Lawmakers heard from many towns against dropping the car tax
Mayors, first selectman and town managers across the state are concerned about how the governor’s proposed budget would affect local communities, so they are at the state Capitol on Monday for a public hearing of the finance, revenue and bonding committee.
One of the biggest concerns for some municipal leaders is Gov. Dannel Malloy’s proposal to eliminate Connecticut's property tax for cars worth less than $28,500.
Some city leaders said eliminating the tax would cut at least $600 million in revenue annually and could force local leaders to raise property taxes.
Dick Smith, First Selectman of Deep River, said the average resident’s property taxes would go up about $400 per year if the car tax was cut.
John Elsesser, the town manager of Coventry, said no car tax would force local officials to raise the property tax 8.5 percent, or an average of $207 per year.
Barbara Gilbert, town manager of Rocky Hill, said property taxes would increase by $500 on average without a car tax and the elderly could be hardest hit.
Several lawmakers are also concerned that Malloy has set aside millions of dollars in state aid just for education instead of letting towns decide how to spend that money.

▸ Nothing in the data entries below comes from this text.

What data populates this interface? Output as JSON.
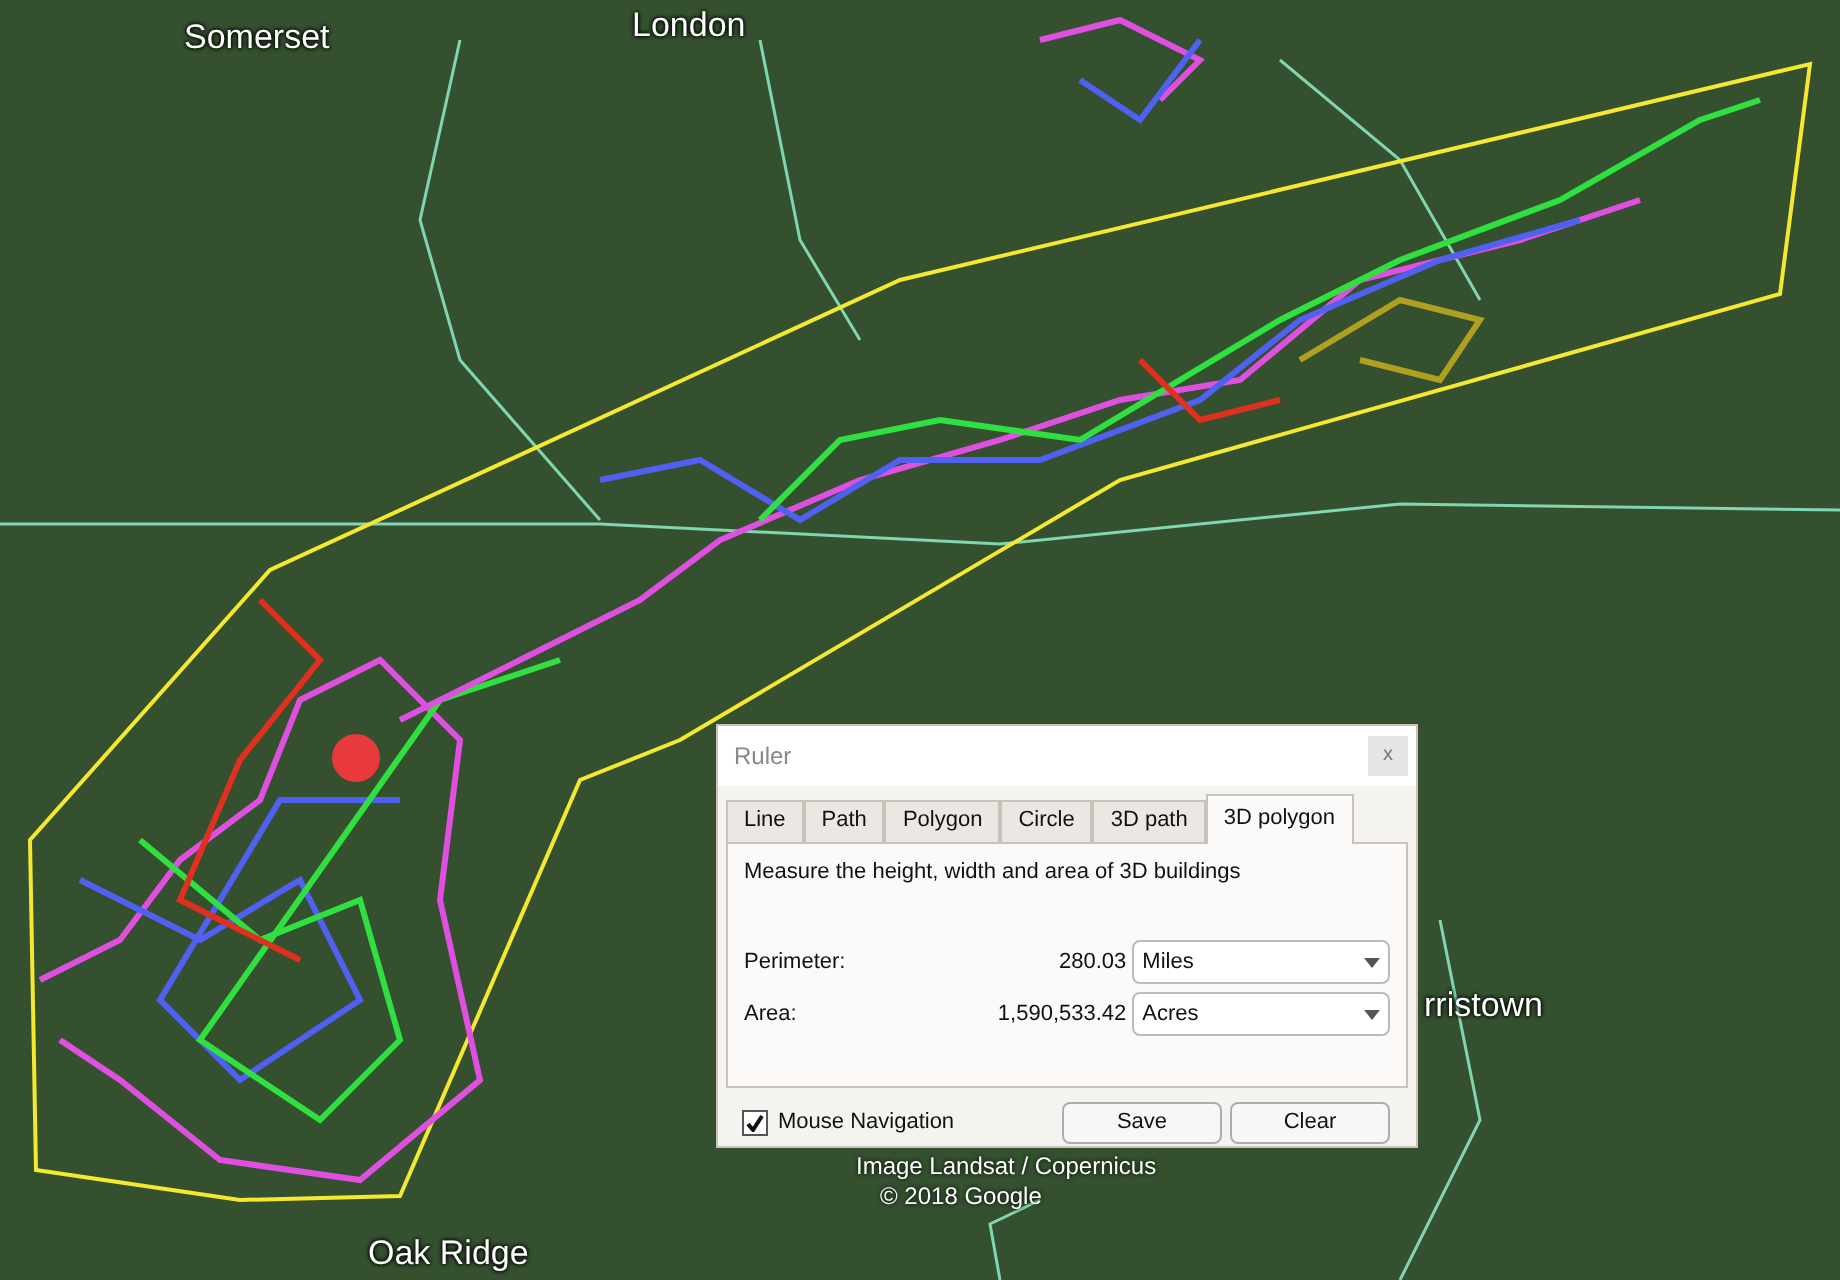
{
  "map": {
    "labels": [
      {
        "text": "Somerset"
      },
      {
        "text": "London"
      },
      {
        "text": "rristown"
      },
      {
        "text": "Oak Ridge"
      }
    ],
    "attribution": [
      "Image Landsat / Copernicus",
      "© 2018 Google"
    ]
  },
  "dialog": {
    "title": "Ruler",
    "close": "x",
    "tabs": [
      {
        "label": "Line",
        "selected": false
      },
      {
        "label": "Path",
        "selected": false
      },
      {
        "label": "Polygon",
        "selected": false
      },
      {
        "label": "Circle",
        "selected": false
      },
      {
        "label": "3D path",
        "selected": false
      },
      {
        "label": "3D polygon",
        "selected": true
      }
    ],
    "description": "Measure the height, width and area of 3D buildings",
    "measurements": [
      {
        "label": "Perimeter:",
        "value": "280.03",
        "unit": "Miles"
      },
      {
        "label": "Area:",
        "value": "1,590,533.42",
        "unit": "Acres"
      }
    ],
    "mouse_navigation": {
      "label": "Mouse Navigation",
      "checked": true
    },
    "buttons": [
      "Save",
      "Clear"
    ]
  }
}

The Council of Small Towns opposes another plan under consideration that would set statewide rates for motor vehicle taxes.